Material provided:
· · · ·

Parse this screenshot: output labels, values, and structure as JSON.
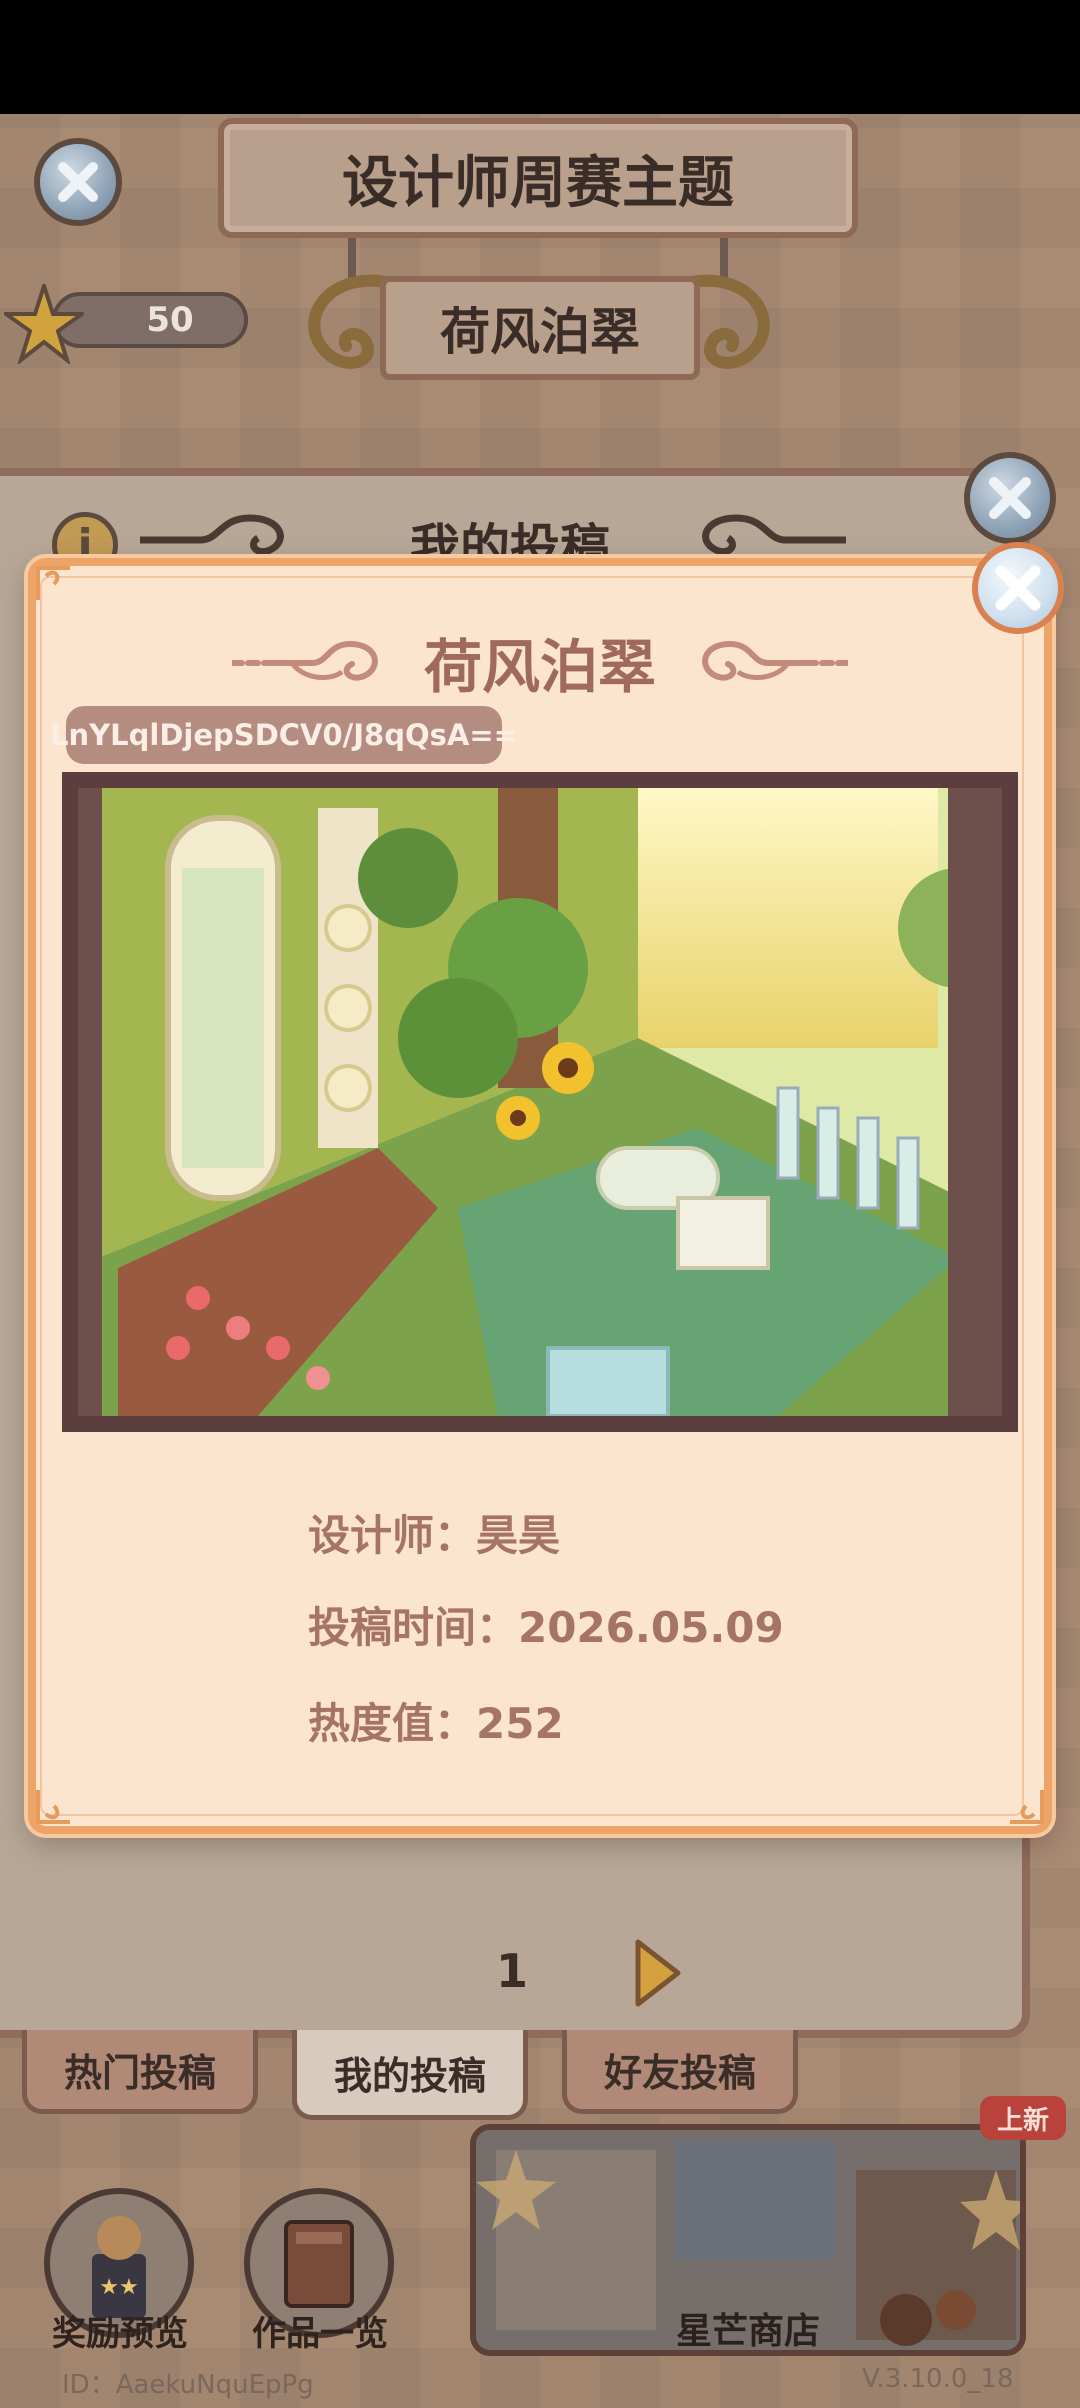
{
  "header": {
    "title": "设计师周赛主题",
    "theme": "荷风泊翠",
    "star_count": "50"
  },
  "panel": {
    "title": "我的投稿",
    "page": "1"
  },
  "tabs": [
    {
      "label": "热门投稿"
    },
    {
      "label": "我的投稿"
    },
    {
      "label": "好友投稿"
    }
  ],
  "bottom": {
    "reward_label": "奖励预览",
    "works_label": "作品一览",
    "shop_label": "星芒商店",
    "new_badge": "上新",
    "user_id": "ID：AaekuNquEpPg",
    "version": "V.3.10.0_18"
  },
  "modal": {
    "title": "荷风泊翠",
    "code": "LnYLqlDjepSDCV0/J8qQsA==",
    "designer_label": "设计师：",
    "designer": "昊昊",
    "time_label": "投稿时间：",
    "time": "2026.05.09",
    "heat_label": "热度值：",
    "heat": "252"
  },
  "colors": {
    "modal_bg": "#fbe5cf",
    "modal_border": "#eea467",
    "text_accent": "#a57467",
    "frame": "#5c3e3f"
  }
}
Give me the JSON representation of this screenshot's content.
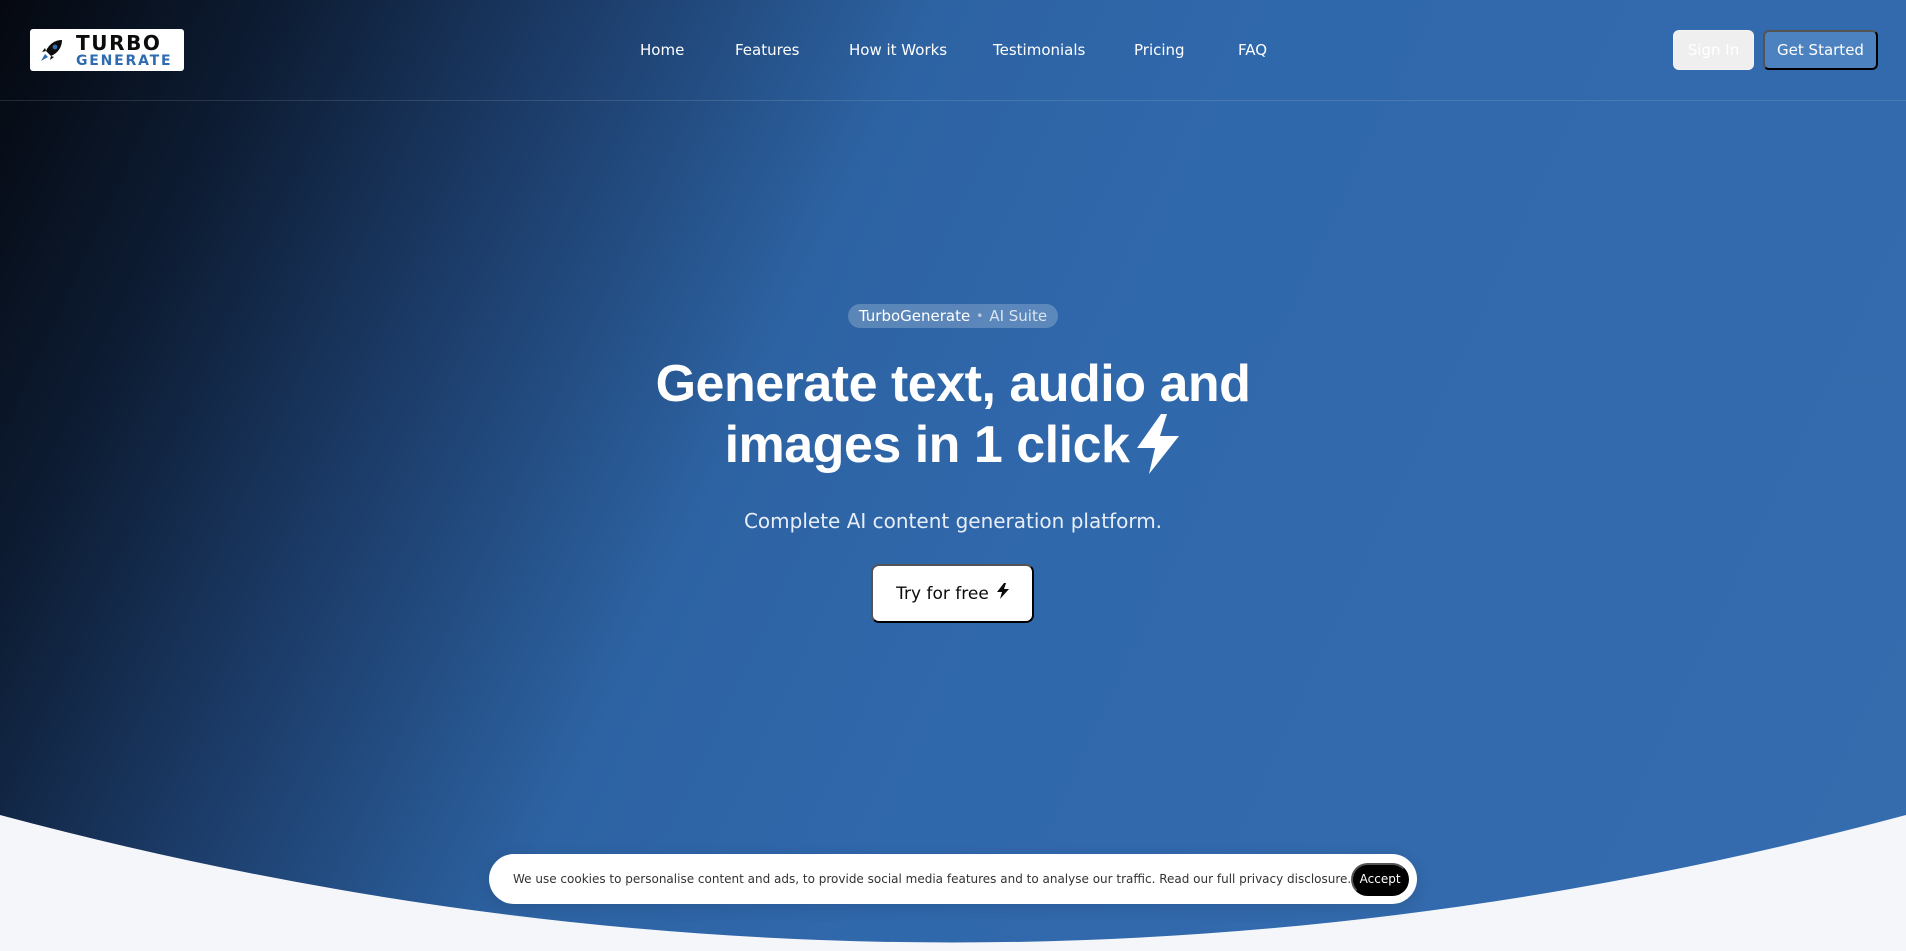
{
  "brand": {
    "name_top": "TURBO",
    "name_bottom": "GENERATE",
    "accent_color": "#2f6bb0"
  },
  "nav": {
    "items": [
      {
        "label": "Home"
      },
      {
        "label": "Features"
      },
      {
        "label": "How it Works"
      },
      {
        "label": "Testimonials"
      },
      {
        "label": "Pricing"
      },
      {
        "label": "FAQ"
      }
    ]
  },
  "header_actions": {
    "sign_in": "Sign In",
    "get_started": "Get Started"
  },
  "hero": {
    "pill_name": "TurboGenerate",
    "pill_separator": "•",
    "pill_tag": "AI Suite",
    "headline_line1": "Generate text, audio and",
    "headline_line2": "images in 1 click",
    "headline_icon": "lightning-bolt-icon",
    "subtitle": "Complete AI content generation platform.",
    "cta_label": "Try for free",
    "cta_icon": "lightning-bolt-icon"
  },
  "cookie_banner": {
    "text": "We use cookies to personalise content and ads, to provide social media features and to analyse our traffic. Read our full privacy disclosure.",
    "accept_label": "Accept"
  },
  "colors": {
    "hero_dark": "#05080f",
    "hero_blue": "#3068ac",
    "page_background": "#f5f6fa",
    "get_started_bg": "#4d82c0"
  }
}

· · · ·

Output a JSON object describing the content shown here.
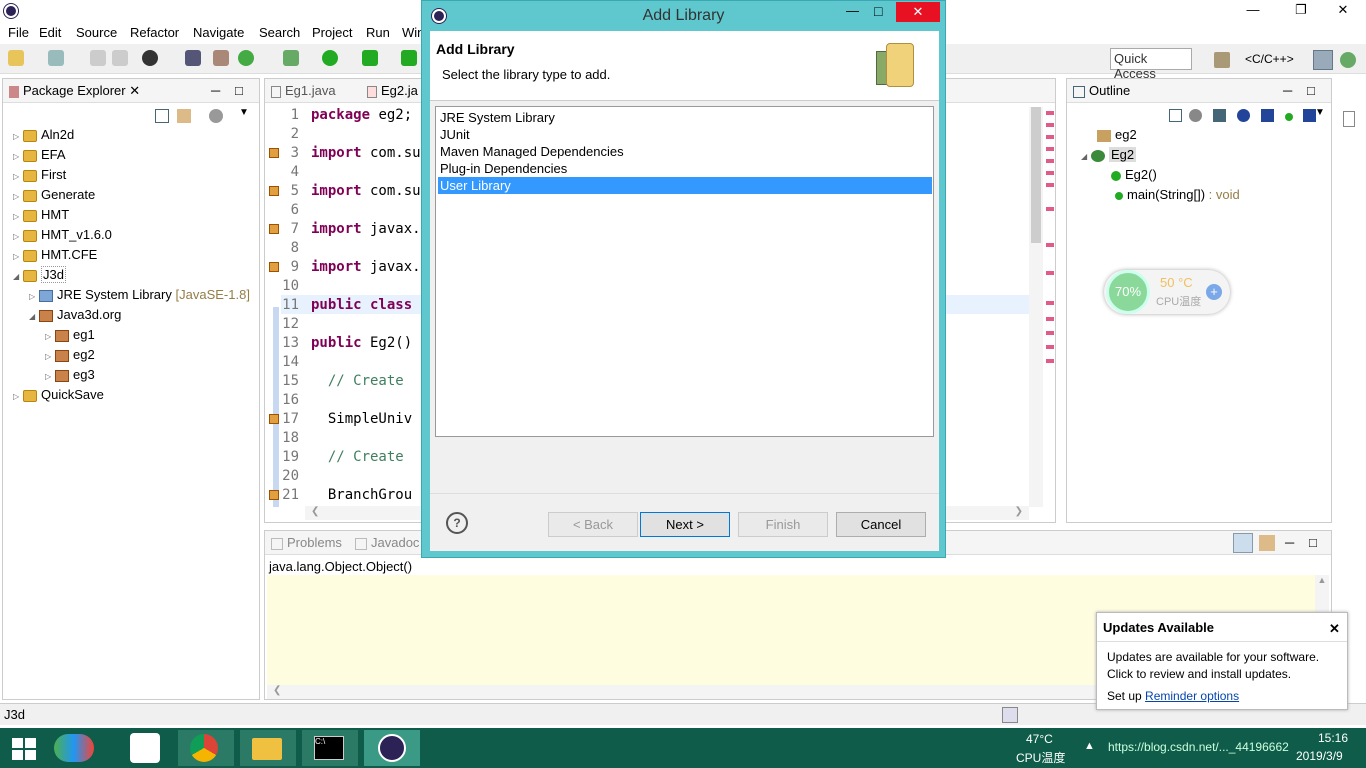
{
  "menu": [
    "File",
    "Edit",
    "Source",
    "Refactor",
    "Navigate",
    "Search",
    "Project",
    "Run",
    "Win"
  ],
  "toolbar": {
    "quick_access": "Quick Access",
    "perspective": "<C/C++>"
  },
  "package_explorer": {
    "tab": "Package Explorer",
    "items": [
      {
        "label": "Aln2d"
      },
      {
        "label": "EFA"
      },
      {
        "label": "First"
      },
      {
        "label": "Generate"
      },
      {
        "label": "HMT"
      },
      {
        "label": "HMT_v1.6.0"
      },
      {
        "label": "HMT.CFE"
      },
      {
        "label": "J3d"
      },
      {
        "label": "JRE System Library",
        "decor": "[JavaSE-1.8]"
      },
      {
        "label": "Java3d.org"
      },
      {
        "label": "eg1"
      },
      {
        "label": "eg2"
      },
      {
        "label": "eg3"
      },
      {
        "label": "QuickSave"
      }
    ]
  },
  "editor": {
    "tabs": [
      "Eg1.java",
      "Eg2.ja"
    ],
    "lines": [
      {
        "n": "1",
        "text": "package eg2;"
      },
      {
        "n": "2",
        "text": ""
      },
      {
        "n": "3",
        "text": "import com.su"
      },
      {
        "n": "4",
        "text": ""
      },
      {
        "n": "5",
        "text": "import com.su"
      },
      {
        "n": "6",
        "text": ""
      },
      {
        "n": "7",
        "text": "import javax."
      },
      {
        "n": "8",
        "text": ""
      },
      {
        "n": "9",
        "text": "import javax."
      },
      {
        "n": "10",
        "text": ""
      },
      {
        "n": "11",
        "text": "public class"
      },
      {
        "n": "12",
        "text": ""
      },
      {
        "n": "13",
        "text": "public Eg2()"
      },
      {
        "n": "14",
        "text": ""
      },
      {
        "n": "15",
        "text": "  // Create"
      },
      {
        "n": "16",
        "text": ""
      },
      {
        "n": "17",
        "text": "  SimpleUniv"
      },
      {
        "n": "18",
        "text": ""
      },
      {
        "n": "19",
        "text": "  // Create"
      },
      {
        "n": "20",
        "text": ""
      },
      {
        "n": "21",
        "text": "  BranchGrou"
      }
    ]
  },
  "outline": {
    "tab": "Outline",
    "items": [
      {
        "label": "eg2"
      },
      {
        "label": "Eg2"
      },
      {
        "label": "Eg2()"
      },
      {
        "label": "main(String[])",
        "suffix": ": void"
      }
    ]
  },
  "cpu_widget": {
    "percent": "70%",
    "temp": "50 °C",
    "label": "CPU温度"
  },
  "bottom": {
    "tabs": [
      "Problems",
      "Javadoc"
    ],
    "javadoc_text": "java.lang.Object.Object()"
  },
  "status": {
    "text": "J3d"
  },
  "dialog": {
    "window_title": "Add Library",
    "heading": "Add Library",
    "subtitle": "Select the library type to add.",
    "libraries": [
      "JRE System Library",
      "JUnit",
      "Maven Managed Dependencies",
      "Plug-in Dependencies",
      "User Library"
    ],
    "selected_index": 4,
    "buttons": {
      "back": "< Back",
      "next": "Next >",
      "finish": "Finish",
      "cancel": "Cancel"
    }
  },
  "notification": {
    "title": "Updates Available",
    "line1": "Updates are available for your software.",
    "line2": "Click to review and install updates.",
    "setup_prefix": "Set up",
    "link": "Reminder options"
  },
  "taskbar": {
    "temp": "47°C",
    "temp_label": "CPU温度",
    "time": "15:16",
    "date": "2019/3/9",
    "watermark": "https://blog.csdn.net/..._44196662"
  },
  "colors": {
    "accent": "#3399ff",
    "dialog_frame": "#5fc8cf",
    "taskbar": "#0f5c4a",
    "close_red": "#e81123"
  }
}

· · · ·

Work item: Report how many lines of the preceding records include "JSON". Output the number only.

Response area: 3